- Canadian musician Chris Murray, The Penny Song

Suddenly taken from us, in its 155th year, the great Canadian penny was one of our country's most recognizable -- and least valuable -- cultural symbols.

The final penny was minted in Winnipeg in May after the federal government decided it had outlived its usefulness. Indeed, this noble piece of copper-plated steel that could once buy a whole, glorious string of strawberry licorice more recently needed several friends to help purchase a mere sour candy. For the past decade, it had been sitting idle in our sock drawers (or sadly, getting pressed into souvenir Niagara Falls necklaces) instead of doing what it was made to do: make wishes come true.

I personally cherish the memories of competitively rolling pennies with my sister -- a good strategy by my dad to get his coins rolled -- and the kids' penny collection at my childhood church, which helped pay for the community piano I learned to play on. So thank you, penny, for Hedley.

The penny is survived by its cousins the nickel, dime and quarter, its nephew the loonie and its niece the toonie; and predeceased by its uncle the two-cent piece and its auntie half-dollar.

Toward the end, it was clear that our dear penny was feeling neglected under our couch cushions and behind our refrigerators, and grew tired of being stuffed into jars like the awesome rattlesnake mug from China on my kitchen counter.

And so, as a final tribute to this Canadian icon, let's demonstrate the power of the penny and make the wishes of so many around the world come true: let's collect enough pennies to provide clean water for life for 100,000 people. Just $25 in pennies provides a permanent source of clean water for a person in a developing country.

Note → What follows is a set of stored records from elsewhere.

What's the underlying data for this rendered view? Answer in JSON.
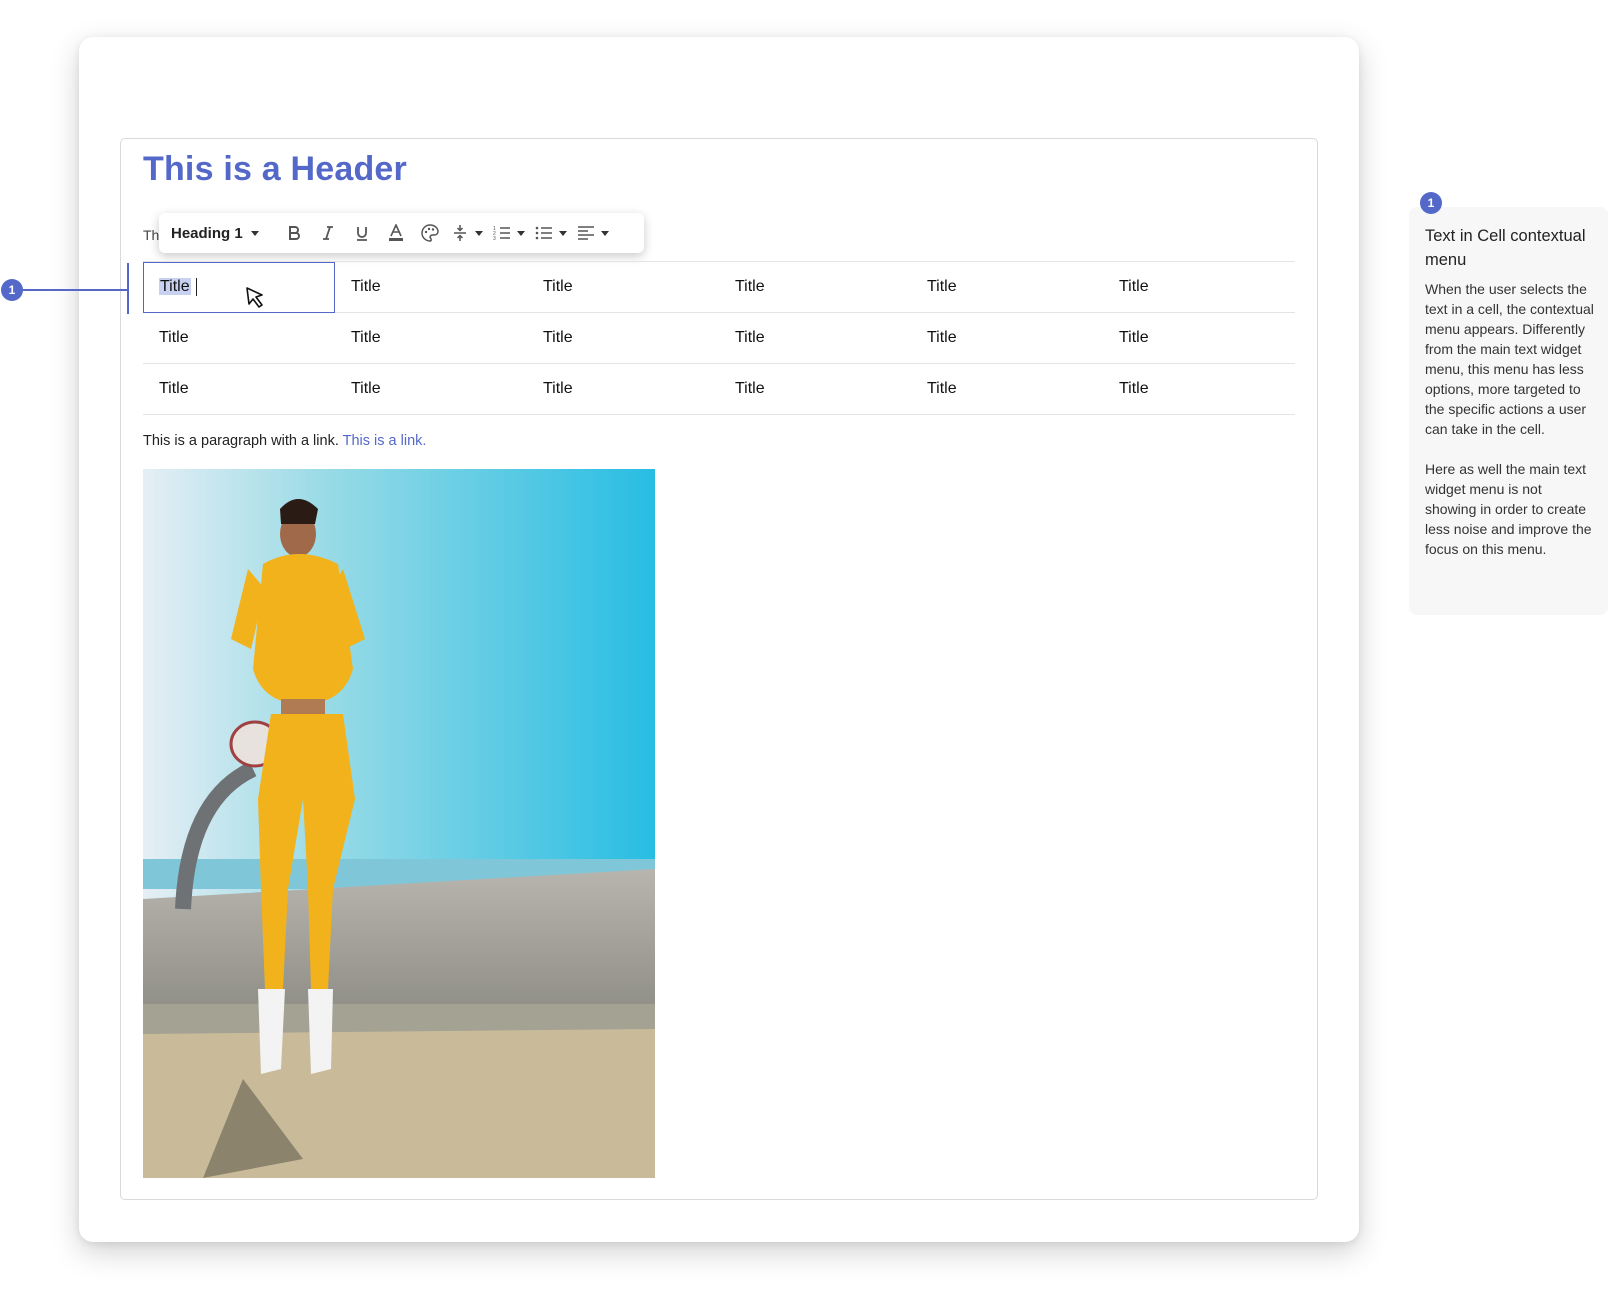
{
  "document": {
    "header": "This is a Header",
    "hidden_text_fragment": "Th",
    "paragraph_text": "This is a paragraph with a link.",
    "link_text": "This is a link."
  },
  "toolbar": {
    "style_label": "Heading 1",
    "buttons": [
      "bold-icon",
      "italic-icon",
      "underline-icon",
      "text-color-icon",
      "palette-icon",
      "line-height-icon",
      "numbered-list-icon",
      "bulleted-list-icon",
      "align-left-icon"
    ]
  },
  "table": {
    "rows": [
      [
        "Title",
        "Title",
        "Title",
        "Title",
        "Title",
        "Title"
      ],
      [
        "Title",
        "Title",
        "Title",
        "Title",
        "Title",
        "Title"
      ],
      [
        "Title",
        "Title",
        "Title",
        "Title",
        "Title",
        "Title"
      ]
    ],
    "selected_cell_text": "Title"
  },
  "annotation": {
    "number": "1",
    "title": "Text in Cell contextual menu",
    "body": "When the user selects the text in a cell, the contextual menu appears. Differently from the main text widget menu, this menu has less options, more targeted to the specific actions a user can take in the cell.\n\nHere as well the main text widget menu is not showing in order to create less noise and improve the focus on this menu."
  },
  "colors": {
    "accent": "#5468c9",
    "outfit": "#f2b21c",
    "sky": "#4cc3de"
  }
}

As its last wish, the penny asked to not be rolled because he believed it was too much of a bother. Instead, contact Free The Children for a special penny bag. You'll also be able to pick one up at an RBC branch in the new year. Pour all your pennies inside, and collect more from friends and neighbours. Once it's totally full and sealed, it's $25 in pennies: drop it off at RBC, where they have generously offered to process each bag of coins and donate every cent towards this lofty goal of helping 100,000 people.

I've seen firsthand the devastating effects of water-borne illness on families and communities in Kenya, and the huge difference that local access to clean drinking water can make: girls can go to school, get educated and empowered; parents live to raise their children; families are healthier and more productive. With basic community medical clinics and alternative income programs to provide stable income for women, the community is able to maintain their water source indefinitely: hence, water for life.

So, Canada, empty your jacket pockets, check under your couch cushions, and reclaim all that closet space holding the great Canadian penny back from its destiny: the ability to rest in peace having made life better for 100,000 people it's never met, in places it's never seen, making wishes come true that it's never dreamed of being possible.

For more information, see your local RBC branch or visit

Hedley front-man, Jacob Hoggard, is an ambassador of Free The Children.